Stella Cañete-Mendoza and Juliene Mendoza take their bows at the end of their concert on Aug. 16, which opened this year’s Triple Threats series at the Cultural Center of the Philippines. PHOTO BY VG YU
There’s nothing like the perfect song by the perfect singers in the perfect setting.
If we’re shamelessly gushing, it’s because it was that easy to be swept away by the emotional current conjured by Juliene Mendoza and Stella Cañete-Mendoza during their concert on Aug. 16, opening this year’s Triple Threats series at the Cultural Center of the Philippines.
The playfully titled “Ze Papu & Mamu Show”—a nod to the couple’s terms of endearment—looked carnivalesque in the publicity material, echoing a variety show in a circus tent.
The actual evening delivered such exuberance, especially when the Dulaang Unibersidad ng Pilipinas ensemble lent onstage support, or when the MadMen—the all-male quintet composed of Mendoza, Jun Ofrasio, Chino Veguillas, Raul Montesa and Raymund Concepcion—came onstage for a Broadway medley (launched by a spiel that crossed “Titos of Manila” humor with high school bathroom talk).
Prior to the MadMen, a gowned Cañete-Mendoza took to a raised platform and recreated, rather inventively, the famed “Happy Days Are Here Again/Get Happy” duet, singing the Judy Garland track alongside a black-and-white video projection of Barbra Streisand.
But the concert was so much more than just rowdy fun or audacious diva moments; it got the audience laughing, but also wrung a river out of them.

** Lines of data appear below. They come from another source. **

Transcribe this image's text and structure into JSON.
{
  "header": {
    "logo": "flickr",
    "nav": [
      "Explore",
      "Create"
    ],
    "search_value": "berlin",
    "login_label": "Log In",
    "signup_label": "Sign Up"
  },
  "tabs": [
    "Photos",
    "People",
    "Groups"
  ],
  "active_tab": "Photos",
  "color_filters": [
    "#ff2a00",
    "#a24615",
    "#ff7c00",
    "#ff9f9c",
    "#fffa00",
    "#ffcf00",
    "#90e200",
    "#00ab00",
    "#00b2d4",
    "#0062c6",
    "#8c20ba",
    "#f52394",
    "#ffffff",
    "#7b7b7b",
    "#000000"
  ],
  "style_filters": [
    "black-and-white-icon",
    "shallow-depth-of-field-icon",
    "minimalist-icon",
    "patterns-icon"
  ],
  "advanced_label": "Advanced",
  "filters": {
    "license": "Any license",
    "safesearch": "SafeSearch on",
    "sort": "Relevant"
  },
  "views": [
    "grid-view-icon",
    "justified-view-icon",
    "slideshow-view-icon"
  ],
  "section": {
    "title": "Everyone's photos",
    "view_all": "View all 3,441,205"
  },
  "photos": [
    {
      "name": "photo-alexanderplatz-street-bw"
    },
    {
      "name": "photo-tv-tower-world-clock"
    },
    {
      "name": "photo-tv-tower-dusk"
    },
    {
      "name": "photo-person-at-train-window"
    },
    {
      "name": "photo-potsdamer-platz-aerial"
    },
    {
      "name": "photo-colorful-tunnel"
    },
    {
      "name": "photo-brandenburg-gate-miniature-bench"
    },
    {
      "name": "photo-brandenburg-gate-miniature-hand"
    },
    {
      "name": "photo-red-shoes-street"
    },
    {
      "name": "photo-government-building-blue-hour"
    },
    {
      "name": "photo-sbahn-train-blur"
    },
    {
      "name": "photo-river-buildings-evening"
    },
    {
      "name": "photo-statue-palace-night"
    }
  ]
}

Two key moments: The first, a montage of the many stage productions that husband and wife have done and which celebrated their origins in UP’s theater landscape, set to a mash-up of The Dawn’s “Salamat,” downtempo, and “Remember Me” (from the animated film “Coco”). The latter was rendered largely unembellished—and all the more poignant—by Mendoza, the song snug within his range.
And then there was their stripped-down cover of Ed Sheeran’s “Perfect,” which recreated a snapshot of their wedding day. In its simplicity, the number became the evening’s flawless peak—like the best love stories, stirringly capturing the artistic couple as an image of tenderness and longevity.